Death (cigarette)

From Wikipedia, the free encyclopedia
Jump to: navigation, search
Death cigarettes

Death was a brand of cigarettes sold by the Enlightened Tobacco Company in the United Kingdom from 1991 to 1999.[1][2]

Description and history[edit]

Entrepreneur BJ Cunningham[3] invested his life savings to create and market an additive-free smoking product called Death.[4] He founded the Enlightened Tobacco Company in 1991.[2] Its product disclosed its hazardous nature by prominently displaying skull and crossbones on its outer package[4] and came in two varieties; Death, and Death Lights.[5] The product was marketed to the “young underground punk rock” consumer market.[4] The products were sold for a time via mail order from Luxembourg to avoid the United Kingdom's excise tax, however after some time the Customs and Excise department disallowed this sales channel.[6]

The company[edit]

The company's plans to offer sponsorship to the Pacific Racing F1 in 1994 fell through after Roland Ratzenberger and Ayrton Senna were killed at the San Marino Grand Prix.[7] That year the company was turned down by the "top five poster contractors" who would not provide the company with permission to use their sites because of its "blunt" marketing message and a pending parliamentary bill restricting tobacco advertising.[8]

The company "was losing a million pounds per year" and could not afford a massive advertising campaign.[3] The firms trademark rights were successfully challenged by an alcohol company called Black Death.[4] The impending lawsuit barred the sale of Death cigarettes and the company closed down.[4]

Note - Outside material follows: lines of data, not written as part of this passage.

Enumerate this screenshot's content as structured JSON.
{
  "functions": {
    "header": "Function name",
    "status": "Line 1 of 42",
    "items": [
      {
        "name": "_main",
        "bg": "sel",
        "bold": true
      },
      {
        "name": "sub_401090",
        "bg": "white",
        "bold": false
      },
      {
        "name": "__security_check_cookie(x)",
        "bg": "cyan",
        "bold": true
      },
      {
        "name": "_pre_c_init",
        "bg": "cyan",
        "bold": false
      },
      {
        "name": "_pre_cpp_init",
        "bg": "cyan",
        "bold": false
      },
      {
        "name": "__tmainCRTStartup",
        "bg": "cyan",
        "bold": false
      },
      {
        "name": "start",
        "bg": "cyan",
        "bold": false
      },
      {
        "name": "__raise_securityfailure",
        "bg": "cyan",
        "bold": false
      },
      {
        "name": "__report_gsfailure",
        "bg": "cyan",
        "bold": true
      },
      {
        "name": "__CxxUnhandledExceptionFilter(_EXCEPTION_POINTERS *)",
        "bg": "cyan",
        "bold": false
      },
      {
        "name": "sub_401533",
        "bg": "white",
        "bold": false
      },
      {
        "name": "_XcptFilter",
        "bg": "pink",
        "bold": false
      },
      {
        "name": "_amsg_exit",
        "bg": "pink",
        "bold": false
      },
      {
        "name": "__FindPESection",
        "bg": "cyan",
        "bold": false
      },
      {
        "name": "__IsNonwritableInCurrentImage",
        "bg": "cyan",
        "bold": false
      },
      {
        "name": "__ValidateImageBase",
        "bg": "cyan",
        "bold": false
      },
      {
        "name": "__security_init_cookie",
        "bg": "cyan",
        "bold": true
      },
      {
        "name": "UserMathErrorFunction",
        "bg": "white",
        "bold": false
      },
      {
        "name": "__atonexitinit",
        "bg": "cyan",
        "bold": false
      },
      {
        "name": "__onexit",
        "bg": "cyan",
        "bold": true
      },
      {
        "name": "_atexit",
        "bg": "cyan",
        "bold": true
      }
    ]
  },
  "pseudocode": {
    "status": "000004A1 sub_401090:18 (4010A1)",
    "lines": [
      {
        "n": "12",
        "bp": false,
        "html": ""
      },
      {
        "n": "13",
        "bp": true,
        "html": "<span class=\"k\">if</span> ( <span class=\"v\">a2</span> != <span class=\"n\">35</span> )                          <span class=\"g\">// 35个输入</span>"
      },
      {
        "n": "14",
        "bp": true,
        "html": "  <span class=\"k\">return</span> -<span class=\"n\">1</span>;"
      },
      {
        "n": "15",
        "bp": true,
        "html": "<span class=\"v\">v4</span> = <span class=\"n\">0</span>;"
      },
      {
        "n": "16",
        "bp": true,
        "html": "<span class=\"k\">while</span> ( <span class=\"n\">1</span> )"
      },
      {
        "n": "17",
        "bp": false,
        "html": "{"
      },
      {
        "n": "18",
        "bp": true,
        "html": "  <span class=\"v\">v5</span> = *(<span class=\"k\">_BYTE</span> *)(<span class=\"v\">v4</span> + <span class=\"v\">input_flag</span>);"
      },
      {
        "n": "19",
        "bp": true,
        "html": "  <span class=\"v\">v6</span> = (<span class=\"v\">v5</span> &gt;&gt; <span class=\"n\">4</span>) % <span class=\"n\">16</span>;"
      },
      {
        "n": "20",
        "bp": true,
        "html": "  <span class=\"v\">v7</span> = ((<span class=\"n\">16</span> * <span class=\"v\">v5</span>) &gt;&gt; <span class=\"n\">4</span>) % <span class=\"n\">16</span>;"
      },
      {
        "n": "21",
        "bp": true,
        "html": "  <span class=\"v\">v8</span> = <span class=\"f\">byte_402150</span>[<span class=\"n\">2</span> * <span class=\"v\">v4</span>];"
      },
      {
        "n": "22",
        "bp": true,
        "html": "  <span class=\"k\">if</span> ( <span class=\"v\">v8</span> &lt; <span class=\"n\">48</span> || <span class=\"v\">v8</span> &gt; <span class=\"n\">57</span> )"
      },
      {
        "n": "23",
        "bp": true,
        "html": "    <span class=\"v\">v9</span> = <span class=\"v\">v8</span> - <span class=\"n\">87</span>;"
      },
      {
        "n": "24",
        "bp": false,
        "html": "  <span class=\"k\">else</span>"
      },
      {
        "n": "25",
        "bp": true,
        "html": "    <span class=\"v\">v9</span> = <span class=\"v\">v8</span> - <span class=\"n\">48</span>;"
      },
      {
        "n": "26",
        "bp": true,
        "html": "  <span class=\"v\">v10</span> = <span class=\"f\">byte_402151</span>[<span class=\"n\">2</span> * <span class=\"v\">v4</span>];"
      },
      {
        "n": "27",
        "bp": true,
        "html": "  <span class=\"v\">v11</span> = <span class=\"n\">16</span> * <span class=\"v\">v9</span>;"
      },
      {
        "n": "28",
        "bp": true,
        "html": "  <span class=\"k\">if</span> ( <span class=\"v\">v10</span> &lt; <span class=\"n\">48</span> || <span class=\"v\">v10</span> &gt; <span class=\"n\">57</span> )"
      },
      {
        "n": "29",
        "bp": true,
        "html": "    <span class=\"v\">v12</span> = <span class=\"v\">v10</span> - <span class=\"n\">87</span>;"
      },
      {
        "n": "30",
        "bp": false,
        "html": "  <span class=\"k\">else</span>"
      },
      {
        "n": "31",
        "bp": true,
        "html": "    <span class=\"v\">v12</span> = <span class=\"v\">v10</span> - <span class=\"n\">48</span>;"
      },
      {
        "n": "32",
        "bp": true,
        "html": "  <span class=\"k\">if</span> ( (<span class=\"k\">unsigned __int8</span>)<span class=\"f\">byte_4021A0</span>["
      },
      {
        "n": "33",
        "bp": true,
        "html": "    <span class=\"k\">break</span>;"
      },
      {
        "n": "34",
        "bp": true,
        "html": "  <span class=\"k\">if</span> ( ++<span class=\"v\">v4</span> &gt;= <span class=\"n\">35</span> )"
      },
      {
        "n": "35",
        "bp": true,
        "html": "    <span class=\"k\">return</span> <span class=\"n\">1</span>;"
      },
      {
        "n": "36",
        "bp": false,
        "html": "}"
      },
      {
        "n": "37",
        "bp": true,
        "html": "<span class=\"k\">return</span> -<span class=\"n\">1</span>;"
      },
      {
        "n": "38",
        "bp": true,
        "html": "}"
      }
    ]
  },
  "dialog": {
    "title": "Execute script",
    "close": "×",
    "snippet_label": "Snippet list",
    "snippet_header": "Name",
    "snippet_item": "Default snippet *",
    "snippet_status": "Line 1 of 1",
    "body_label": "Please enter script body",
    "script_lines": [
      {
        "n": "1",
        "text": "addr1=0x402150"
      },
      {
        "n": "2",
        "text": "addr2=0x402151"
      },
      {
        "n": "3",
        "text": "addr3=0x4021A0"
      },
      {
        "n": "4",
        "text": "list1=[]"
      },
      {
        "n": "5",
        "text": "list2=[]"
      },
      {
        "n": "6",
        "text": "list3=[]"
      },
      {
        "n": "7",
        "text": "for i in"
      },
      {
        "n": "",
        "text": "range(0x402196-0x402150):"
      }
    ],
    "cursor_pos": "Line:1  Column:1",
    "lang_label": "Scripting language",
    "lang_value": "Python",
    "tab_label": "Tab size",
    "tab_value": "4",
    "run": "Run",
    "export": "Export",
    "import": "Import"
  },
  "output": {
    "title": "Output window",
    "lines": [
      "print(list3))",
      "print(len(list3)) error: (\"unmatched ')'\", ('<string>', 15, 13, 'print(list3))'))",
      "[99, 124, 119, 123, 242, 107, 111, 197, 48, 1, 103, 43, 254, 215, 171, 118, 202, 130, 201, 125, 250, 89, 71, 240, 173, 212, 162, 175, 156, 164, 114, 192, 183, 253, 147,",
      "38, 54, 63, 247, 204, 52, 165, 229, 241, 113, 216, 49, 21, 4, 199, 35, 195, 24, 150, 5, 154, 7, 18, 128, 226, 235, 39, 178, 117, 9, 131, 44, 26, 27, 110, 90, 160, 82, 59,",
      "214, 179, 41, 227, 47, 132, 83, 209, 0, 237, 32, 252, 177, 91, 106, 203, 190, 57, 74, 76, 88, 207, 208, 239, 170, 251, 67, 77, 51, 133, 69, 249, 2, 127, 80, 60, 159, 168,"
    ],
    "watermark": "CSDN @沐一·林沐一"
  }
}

  1. ^ Unknown. "Death Cigarettes". Medical Dictionary. Retrieved January 2, 2014. 
  2. ^ a b Murray, Rosey (January 2, 2004). The Telegraph Retrieved January 2, 2014.  Missing or empty |title= (help)
  3. ^ a b John O'Shaughnessy; Nicholas Jackson O'Shaughnessy; Nicholas O'Shaughnessy (2004). Persusuaion In Advertising. New York, New York: Routledge. pp. 114–115. 
  4. ^ a b c d e Klein Trial Lawyers (October 25, 2008). "THE DEATH CIGARETTE TRADEMARK INFRINGEMENT LITIGATION CASE". Klein Trial Lawyers. Archived from the original on January 3, 2014. Retrieved January 2, 2014. 
  5. ^ Jerome E. Bickenbach; Jacqueline M. Davies (1997). Good Reasons for Better Arguments. Broadview Press. p. 88. 
  6. ^ Chris Harrald; Fletcher Watkins (2010). The Cigarette Book. New York, New York: Sky Horse Publishing. 
  7. ^ "Pacific: Full Profile". Formula One Rejects. 15 September 2004. Retrieved 14 February 2010. 
  8. ^ Williams, Rhys (May 13, 1994). "Poster ban on Death cigarettes". The Independent. Retrieved January 2, 2014. 

External links[edit]